The wave of smart meters being rolled out across Europe represents a huge investment, and utilities need to see a return on that expenditure – a single cyber-attack can wreck the business case a smart meter rollout. The life cycle of a smart meter is around 10-15 years, but that is a very long time in cyber security and a long time to be exposed to attack, Gurevitch says. Some utility executives understand the issue and are reviewing and improving their security posture, and some are in standby mode waiting for something to happen before taking action.
A storm brewing
“Utilities have a chance to be proactive and anticipate attack rather than wait for something bad to happen. There’s a storm brewing and we have an opportunity to prepare for it,” he says.
Utilities should focus on monitoring, as at the moment many do not know what is happening at the grid edge Gurevitch says. “Some utilities are completely oblivious to the threat of attack, as if blindfolded.” Once monitoring systems are put in place and a threat is detected, the next stage is implementing the response. NES is developing such monitoring solutions in close collaboration with their utility customers and local partners.
Soon such security measures are likely be mandatory. There is a big push from the US regulator the Federal Energy Regulatory Commission, and Europe has several certifications and other initiatives underway.

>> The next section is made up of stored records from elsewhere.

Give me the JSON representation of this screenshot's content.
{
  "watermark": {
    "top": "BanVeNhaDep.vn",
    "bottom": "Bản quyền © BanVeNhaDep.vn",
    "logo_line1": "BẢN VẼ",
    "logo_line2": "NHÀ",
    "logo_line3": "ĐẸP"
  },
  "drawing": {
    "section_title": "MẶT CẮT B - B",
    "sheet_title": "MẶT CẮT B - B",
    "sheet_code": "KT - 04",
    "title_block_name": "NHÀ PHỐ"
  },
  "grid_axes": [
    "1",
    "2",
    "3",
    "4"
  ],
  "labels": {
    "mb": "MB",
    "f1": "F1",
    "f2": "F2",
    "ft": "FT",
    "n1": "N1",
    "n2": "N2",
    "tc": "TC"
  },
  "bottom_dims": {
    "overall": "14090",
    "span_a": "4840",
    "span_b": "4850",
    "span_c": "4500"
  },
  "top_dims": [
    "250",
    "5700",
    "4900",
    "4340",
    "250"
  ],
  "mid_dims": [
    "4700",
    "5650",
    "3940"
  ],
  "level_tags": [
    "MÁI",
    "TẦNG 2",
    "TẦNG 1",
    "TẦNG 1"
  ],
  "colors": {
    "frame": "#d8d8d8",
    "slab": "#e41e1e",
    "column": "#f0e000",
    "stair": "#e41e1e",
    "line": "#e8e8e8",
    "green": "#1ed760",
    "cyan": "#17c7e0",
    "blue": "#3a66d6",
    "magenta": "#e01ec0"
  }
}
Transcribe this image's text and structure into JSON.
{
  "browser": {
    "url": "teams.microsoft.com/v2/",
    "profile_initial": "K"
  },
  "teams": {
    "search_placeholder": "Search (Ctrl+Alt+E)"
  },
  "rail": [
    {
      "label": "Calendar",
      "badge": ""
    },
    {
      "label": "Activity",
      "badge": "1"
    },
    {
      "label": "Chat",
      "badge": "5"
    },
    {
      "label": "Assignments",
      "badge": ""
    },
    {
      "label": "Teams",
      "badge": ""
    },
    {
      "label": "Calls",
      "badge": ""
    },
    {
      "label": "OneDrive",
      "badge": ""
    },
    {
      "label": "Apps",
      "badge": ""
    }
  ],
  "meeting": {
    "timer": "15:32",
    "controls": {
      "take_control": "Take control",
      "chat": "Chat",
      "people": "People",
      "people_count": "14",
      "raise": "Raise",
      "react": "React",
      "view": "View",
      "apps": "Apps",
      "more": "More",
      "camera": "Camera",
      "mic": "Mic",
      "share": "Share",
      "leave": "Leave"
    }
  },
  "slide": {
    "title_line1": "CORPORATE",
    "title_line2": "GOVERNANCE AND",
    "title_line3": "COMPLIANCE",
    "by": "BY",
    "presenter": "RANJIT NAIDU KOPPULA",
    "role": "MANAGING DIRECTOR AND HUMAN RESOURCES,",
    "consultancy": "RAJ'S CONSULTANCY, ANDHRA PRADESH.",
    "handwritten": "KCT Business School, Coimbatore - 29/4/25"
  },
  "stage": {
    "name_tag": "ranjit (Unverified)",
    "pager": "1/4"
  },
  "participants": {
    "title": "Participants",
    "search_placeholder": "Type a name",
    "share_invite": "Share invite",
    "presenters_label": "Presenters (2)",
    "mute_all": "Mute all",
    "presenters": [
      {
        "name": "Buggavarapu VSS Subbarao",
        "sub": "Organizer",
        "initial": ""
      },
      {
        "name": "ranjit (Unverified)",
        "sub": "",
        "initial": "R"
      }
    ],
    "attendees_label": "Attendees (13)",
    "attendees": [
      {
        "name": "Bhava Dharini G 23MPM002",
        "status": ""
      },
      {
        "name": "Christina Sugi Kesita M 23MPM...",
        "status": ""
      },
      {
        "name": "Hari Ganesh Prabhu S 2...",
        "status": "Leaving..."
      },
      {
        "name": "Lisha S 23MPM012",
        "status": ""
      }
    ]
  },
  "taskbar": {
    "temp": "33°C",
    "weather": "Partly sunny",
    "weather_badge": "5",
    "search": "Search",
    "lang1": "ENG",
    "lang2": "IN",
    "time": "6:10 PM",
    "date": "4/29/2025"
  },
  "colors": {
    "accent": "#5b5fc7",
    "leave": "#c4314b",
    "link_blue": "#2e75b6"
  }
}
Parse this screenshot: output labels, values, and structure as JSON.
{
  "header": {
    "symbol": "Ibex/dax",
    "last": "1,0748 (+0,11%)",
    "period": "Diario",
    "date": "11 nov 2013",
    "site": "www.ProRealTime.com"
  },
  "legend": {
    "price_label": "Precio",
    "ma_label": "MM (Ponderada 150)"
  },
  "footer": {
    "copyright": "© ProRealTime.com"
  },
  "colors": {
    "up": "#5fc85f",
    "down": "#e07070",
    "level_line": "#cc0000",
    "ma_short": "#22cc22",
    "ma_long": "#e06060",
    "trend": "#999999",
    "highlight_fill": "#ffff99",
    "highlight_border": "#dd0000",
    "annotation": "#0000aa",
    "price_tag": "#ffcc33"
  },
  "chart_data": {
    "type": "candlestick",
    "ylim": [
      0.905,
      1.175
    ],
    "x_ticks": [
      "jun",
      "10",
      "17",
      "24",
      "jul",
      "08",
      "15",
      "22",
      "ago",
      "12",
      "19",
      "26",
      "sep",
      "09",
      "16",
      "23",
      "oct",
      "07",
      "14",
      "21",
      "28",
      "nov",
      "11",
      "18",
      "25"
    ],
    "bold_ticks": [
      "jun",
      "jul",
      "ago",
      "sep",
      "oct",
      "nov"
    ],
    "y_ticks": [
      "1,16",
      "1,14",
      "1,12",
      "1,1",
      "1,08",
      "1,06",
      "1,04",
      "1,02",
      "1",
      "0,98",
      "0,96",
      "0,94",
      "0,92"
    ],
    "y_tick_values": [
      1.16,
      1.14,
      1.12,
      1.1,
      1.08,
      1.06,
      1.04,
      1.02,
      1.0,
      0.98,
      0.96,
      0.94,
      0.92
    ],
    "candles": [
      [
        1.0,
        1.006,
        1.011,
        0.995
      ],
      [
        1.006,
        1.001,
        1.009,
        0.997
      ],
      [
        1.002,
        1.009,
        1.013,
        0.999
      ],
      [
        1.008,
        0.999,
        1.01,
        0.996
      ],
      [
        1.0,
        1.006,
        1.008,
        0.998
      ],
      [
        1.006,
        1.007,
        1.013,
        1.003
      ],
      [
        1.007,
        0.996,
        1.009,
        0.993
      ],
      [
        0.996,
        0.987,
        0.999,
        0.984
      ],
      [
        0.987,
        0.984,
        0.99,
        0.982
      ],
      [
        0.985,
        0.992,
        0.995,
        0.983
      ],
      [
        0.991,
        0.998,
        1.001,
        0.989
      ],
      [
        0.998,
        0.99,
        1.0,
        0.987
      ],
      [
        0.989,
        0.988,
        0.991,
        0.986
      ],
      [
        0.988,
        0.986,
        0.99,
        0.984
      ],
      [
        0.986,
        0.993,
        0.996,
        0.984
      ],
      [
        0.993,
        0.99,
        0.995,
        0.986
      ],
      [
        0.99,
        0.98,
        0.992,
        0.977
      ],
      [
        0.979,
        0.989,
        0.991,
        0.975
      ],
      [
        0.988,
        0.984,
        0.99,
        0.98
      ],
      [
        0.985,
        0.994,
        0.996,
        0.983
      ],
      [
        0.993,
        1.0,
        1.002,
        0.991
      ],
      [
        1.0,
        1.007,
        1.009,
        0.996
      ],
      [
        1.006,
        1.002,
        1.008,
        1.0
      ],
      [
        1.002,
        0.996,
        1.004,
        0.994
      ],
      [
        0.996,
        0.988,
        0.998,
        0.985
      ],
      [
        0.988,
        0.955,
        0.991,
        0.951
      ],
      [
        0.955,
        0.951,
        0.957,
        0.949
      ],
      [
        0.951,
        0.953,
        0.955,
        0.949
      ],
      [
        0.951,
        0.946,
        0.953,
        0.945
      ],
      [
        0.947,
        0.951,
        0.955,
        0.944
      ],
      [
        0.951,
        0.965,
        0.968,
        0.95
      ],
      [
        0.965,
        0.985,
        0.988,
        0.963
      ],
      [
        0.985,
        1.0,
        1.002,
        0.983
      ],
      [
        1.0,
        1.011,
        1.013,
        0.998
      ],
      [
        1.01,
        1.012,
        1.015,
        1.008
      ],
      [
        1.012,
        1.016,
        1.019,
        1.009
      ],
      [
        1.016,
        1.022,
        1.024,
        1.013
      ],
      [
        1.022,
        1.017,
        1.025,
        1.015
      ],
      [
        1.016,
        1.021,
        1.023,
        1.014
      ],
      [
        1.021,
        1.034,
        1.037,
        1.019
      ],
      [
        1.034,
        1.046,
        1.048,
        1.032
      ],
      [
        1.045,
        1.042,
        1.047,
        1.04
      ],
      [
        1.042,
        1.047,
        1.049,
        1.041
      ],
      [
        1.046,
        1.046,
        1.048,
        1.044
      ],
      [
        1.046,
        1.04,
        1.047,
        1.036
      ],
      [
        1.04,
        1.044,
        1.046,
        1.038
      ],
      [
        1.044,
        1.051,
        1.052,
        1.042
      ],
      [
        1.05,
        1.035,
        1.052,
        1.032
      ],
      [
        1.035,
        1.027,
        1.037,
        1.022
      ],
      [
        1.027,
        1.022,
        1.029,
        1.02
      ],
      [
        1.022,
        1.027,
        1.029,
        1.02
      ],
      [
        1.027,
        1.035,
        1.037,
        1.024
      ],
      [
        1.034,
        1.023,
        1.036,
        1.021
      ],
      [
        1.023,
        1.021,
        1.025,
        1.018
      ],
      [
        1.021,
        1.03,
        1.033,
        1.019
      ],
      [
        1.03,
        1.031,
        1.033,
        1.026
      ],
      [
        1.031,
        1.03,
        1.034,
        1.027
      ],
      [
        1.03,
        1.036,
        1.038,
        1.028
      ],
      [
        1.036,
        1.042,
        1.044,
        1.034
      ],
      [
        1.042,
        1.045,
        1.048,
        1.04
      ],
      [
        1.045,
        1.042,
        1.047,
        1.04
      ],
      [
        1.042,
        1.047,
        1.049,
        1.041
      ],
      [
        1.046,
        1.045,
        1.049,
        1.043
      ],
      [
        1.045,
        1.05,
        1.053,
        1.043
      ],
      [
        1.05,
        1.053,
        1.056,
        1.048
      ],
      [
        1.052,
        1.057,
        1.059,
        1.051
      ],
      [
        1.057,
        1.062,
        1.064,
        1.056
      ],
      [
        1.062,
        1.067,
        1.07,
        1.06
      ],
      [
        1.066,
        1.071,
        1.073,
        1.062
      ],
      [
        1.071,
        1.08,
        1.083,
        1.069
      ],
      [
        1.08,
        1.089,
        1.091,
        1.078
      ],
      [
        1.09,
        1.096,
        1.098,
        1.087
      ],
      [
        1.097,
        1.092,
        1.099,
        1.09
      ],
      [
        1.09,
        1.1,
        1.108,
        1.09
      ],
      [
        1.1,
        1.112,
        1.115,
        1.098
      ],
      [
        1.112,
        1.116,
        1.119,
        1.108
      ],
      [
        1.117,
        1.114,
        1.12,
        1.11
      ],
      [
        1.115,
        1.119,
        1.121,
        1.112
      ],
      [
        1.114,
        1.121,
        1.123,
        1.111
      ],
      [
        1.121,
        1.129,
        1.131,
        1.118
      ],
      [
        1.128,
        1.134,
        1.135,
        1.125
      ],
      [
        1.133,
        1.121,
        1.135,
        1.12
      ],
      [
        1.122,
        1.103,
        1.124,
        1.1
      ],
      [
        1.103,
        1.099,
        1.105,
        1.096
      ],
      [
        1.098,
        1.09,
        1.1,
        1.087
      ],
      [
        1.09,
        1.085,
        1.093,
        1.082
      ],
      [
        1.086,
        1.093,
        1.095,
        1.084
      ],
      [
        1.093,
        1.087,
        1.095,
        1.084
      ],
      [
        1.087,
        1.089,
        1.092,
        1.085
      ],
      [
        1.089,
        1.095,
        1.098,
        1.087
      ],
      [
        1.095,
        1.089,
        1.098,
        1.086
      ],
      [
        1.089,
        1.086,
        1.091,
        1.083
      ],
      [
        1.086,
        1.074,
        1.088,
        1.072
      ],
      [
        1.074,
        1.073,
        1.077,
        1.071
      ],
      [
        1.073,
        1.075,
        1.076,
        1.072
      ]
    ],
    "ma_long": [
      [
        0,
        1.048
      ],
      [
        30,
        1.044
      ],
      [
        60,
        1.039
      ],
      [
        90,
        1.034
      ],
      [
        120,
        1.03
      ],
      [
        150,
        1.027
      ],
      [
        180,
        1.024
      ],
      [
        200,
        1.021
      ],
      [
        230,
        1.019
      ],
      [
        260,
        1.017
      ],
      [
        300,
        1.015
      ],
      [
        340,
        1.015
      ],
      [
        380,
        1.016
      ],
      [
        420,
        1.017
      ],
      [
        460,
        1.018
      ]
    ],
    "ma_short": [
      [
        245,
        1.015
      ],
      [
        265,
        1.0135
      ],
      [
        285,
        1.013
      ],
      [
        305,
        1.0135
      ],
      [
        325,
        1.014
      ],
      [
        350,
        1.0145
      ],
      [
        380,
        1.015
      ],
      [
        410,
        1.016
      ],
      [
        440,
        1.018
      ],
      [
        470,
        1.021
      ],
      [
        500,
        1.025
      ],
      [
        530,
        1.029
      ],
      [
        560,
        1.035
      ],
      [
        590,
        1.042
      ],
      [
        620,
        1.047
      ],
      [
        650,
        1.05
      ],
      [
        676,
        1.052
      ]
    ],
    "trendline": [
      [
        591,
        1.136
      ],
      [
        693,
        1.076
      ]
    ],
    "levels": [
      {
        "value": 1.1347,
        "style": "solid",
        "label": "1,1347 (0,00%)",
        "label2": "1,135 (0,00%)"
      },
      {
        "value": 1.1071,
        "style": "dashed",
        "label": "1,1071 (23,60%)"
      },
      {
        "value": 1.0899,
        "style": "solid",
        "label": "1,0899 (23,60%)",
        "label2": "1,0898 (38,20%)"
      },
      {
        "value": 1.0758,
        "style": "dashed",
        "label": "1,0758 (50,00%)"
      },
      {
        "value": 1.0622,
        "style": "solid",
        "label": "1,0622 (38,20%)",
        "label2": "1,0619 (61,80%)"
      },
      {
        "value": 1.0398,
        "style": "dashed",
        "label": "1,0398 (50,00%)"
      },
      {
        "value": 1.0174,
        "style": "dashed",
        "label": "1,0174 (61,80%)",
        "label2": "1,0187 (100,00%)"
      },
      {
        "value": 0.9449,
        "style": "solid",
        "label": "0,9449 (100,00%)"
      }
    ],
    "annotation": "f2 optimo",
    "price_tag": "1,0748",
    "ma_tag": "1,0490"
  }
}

Europe has made a lot of progress and new smart meters have embedded security, while Asia and the Middle East are moving a little slower and are still in the development and deployment stage, says Nicolas Viot, head of the penetration testing team at Sogeti, part of the Capgemini group. He agrees with Gurevitch that one of the biggest challenges facing utilities is the length of time the smart meters will be in place. “In IT we are not used to supporting systems for such a long time,” he says. Future challenges include protection for end-user connectivity, as more consumers monitor consumption on mobile phones, smart homes and buildings solutions, smart cars, and digital rights management for example renting movies via smart TVs. “You have to look at new threats that will emerge,” he says. A future trend will be incorporating small producers of renewable energy into the grid, which will create a new cyber security challenge.
While it can be costly, it does not have to be, and cyber security spending will ultimately be worth it just like insurance, Gurevitch says. “Those investments will repay through reduced energy disruption, reduced loss of customer information and improved PR when these systems are subject to attacks by criminals.”